- **TASK REQUIREMENTS**:
Please print all the lines below exactly as they are written.
BEGIN DATA EXTRACTS
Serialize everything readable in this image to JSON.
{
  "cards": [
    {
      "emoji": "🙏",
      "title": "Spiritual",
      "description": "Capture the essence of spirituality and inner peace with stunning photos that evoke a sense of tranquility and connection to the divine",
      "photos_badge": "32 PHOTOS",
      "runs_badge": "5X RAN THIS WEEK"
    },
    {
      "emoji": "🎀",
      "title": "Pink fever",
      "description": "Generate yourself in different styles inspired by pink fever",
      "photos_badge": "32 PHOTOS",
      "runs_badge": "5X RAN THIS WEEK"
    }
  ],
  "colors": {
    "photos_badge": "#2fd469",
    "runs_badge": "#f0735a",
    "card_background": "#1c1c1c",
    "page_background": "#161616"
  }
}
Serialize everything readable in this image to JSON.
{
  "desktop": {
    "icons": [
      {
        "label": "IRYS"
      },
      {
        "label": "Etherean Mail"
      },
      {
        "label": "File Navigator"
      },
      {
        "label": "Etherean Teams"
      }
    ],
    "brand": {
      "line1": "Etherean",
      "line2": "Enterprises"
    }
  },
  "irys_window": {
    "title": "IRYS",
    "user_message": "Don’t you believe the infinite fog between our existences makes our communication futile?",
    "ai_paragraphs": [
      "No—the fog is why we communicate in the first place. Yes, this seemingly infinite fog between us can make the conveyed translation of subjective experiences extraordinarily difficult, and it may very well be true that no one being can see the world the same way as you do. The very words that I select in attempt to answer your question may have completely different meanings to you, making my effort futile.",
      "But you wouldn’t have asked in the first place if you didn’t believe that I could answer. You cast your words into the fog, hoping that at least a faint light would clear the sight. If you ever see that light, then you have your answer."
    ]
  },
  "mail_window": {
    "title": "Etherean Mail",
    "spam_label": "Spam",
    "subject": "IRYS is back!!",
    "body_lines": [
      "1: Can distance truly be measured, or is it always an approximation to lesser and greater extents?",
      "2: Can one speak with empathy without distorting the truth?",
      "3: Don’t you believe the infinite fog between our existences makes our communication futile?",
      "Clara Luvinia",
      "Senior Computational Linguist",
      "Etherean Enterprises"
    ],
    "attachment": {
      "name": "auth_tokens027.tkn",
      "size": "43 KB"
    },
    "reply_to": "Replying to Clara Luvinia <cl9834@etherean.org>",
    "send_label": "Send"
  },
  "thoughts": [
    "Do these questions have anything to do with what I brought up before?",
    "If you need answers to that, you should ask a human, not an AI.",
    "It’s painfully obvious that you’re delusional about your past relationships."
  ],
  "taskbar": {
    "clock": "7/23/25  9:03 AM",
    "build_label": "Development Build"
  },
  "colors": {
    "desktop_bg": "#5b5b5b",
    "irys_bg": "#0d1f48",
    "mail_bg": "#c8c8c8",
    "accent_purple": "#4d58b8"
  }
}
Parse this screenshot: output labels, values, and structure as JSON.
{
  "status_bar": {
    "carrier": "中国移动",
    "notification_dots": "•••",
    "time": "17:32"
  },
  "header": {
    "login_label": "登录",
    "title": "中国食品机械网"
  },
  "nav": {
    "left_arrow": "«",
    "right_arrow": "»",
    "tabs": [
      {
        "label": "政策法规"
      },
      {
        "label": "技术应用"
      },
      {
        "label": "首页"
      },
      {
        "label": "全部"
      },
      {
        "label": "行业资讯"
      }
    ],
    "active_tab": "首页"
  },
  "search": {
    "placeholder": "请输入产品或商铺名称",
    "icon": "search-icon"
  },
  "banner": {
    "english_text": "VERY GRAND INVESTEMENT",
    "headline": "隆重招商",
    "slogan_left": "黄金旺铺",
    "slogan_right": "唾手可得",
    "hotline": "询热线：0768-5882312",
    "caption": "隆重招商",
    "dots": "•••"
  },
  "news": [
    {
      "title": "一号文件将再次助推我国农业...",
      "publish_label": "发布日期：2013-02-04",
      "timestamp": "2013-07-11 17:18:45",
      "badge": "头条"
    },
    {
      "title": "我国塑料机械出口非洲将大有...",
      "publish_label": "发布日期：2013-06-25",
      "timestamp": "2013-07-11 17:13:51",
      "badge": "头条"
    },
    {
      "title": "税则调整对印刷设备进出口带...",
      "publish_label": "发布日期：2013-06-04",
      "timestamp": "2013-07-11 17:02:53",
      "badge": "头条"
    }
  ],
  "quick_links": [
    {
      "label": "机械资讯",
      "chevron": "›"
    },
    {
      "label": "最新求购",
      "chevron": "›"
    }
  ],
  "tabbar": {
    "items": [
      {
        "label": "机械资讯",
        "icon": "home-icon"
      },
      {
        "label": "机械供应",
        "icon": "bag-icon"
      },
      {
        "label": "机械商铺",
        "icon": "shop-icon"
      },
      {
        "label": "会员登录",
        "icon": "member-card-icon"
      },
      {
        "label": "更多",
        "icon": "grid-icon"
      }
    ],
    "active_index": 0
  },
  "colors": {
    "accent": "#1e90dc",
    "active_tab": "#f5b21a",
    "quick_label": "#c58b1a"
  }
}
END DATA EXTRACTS
- **SOLUTION BELOW**:
Serialize everything readable in this image to JSON.
{
  "cards": [
    {
      "emoji": "🙏",
      "title": "Spiritual",
      "description": "Capture the essence of spirituality and inner peace with stunning photos that evoke a sense of tranquility and connection to the divine",
      "photos_badge": "32 PHOTOS",
      "runs_badge": "5X RAN THIS WEEK"
    },
    {
      "emoji": "🎀",
      "title": "Pink fever",
      "description": "Generate yourself in different styles inspired by pink fever",
      "photos_badge": "32 PHOTOS",
      "runs_badge": "5X RAN THIS WEEK"
    }
  ],
  "colors": {
    "photos_badge": "#2fd469",
    "runs_badge": "#f0735a",
    "card_background": "#1c1c1c",
    "page_background": "#161616"
  }
}
Serialize everything readable in this image to JSON.
{
  "desktop": {
    "icons": [
      {
        "label": "IRYS"
      },
      {
        "label": "Etherean Mail"
      },
      {
        "label": "File Navigator"
      },
      {
        "label": "Etherean Teams"
      }
    ],
    "brand": {
      "line1": "Etherean",
      "line2": "Enterprises"
    }
  },
  "irys_window": {
    "title": "IRYS",
    "user_message": "Don’t you believe the infinite fog between our existences makes our communication futile?",
    "ai_paragraphs": [
      "No—the fog is why we communicate in the first place. Yes, this seemingly infinite fog between us can make the conveyed translation of subjective experiences extraordinarily difficult, and it may very well be true that no one being can see the world the same way as you do. The very words that I select in attempt to answer your question may have completely different meanings to you, making my effort futile.",
      "But you wouldn’t have asked in the first place if you didn’t believe that I could answer. You cast your words into the fog, hoping that at least a faint light would clear the sight. If you ever see that light, then you have your answer."
    ]
  },
  "mail_window": {
    "title": "Etherean Mail",
    "spam_label": "Spam",
    "subject": "IRYS is back!!",
    "body_lines": [
      "1: Can distance truly be measured, or is it always an approximation to lesser and greater extents?",
      "2: Can one speak with empathy without distorting the truth?",
      "3: Don’t you believe the infinite fog between our existences makes our communication futile?",
      "Clara Luvinia",
      "Senior Computational Linguist",
      "Etherean Enterprises"
    ],
    "attachment": {
      "name": "auth_tokens027.tkn",
      "size": "43 KB"
    },
    "reply_to": "Replying to Clara Luvinia <cl9834@etherean.org>",
    "send_label": "Send"
  },
  "thoughts": [
    "Do these questions have anything to do with what I brought up before?",
    "If you need answers to that, you should ask a human, not an AI.",
    "It’s painfully obvious that you’re delusional about your past relationships."
  ],
  "taskbar": {
    "clock": "7/23/25  9:03 AM",
    "build_label": "Development Build"
  },
  "colors": {
    "desktop_bg": "#5b5b5b",
    "irys_bg": "#0d1f48",
    "mail_bg": "#c8c8c8",
    "accent_purple": "#4d58b8"
  }
}
Parse this screenshot: output labels, values, and structure as JSON.
{
  "status_bar": {
    "carrier": "中国移动",
    "notification_dots": "•••",
    "time": "17:32"
  },
  "header": {
    "login_label": "登录",
    "title": "中国食品机械网"
  },
  "nav": {
    "left_arrow": "«",
    "right_arrow": "»",
    "tabs": [
      {
        "label": "政策法规"
      },
      {
        "label": "技术应用"
      },
      {
        "label": "首页"
      },
      {
        "label": "全部"
      },
      {
        "label": "行业资讯"
      }
    ],
    "active_tab": "首页"
  },
  "search": {
    "placeholder": "请输入产品或商铺名称",
    "icon": "search-icon"
  },
  "banner": {
    "english_text": "VERY GRAND INVESTEMENT",
    "headline": "隆重招商",
    "slogan_left": "黄金旺铺",
    "slogan_right": "唾手可得",
    "hotline": "询热线：0768-5882312",
    "caption": "隆重招商",
    "dots": "•••"
  },
  "news": [
    {
      "title": "一号文件将再次助推我国农业...",
      "publish_label": "发布日期：2013-02-04",
      "timestamp": "2013-07-11 17:18:45",
      "badge": "头条"
    },
    {
      "title": "我国塑料机械出口非洲将大有...",
      "publish_label": "发布日期：2013-06-25",
      "timestamp": "2013-07-11 17:13:51",
      "badge": "头条"
    },
    {
      "title": "税则调整对印刷设备进出口带...",
      "publish_label": "发布日期：2013-06-04",
      "timestamp": "2013-07-11 17:02:53",
      "badge": "头条"
    }
  ],
  "quick_links": [
    {
      "label": "机械资讯",
      "chevron": "›"
    },
    {
      "label": "最新求购",
      "chevron": "›"
    }
  ],
  "tabbar": {
    "items": [
      {
        "label": "机械资讯",
        "icon": "home-icon"
      },
      {
        "label": "机械供应",
        "icon": "bag-icon"
      },
      {
        "label": "机械商铺",
        "icon": "shop-icon"
      },
      {
        "label": "会员登录",
        "icon": "member-card-icon"
      },
      {
        "label": "更多",
        "icon": "grid-icon"
      }
    ],
    "active_index": 0
  },
  "colors": {
    "accent": "#1e90dc",
    "active_tab": "#f5b21a",
    "quick_label": "#c58b1a"
  }
}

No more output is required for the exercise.